Provided material.
-*-

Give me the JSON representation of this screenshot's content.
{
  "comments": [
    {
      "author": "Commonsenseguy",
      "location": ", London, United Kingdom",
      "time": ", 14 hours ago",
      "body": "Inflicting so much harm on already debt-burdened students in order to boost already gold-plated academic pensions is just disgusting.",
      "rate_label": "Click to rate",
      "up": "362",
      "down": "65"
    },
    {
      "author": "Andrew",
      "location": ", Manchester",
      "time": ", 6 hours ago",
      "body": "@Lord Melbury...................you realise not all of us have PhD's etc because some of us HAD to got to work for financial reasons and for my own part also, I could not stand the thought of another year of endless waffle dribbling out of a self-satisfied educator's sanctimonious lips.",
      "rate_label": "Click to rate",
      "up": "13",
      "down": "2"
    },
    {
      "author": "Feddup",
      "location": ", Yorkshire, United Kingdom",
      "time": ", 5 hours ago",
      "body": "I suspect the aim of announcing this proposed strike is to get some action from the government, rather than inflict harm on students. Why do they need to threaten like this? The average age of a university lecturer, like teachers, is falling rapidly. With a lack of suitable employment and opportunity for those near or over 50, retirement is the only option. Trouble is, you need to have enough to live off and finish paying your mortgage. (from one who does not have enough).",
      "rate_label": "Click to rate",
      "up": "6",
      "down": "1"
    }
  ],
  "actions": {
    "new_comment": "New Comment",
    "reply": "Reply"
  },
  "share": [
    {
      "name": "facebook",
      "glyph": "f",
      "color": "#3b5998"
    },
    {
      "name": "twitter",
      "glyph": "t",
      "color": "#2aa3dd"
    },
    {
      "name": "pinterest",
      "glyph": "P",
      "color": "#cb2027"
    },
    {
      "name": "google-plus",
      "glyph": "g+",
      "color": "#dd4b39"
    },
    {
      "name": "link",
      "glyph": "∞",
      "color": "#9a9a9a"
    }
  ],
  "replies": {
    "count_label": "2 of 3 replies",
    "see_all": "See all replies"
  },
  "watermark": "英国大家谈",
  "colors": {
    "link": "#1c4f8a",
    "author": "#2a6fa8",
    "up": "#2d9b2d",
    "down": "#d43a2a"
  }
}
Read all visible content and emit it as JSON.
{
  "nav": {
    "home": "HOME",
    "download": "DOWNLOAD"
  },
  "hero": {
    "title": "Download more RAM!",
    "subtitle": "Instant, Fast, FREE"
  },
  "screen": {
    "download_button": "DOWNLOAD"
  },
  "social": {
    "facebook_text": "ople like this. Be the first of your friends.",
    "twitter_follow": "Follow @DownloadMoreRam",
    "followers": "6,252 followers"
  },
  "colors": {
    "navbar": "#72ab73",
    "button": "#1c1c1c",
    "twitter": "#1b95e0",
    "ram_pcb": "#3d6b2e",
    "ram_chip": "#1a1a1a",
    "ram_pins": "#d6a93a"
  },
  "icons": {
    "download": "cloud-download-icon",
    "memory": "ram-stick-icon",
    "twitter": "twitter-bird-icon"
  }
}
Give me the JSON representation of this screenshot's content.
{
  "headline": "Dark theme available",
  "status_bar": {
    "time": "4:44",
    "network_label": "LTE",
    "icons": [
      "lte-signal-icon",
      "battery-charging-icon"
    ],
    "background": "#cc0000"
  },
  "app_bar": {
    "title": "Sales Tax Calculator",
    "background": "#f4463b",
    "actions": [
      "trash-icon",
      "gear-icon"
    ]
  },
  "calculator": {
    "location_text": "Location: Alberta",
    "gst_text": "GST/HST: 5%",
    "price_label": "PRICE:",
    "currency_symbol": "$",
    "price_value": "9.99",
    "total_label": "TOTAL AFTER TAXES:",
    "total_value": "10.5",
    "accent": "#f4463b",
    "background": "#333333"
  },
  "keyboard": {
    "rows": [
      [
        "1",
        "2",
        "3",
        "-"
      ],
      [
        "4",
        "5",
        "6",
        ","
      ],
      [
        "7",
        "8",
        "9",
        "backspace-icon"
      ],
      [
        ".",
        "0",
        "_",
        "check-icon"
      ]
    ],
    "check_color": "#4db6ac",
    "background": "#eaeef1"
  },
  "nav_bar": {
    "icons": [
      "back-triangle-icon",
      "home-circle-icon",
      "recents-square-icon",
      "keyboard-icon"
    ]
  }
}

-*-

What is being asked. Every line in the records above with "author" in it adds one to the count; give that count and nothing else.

Result below. 4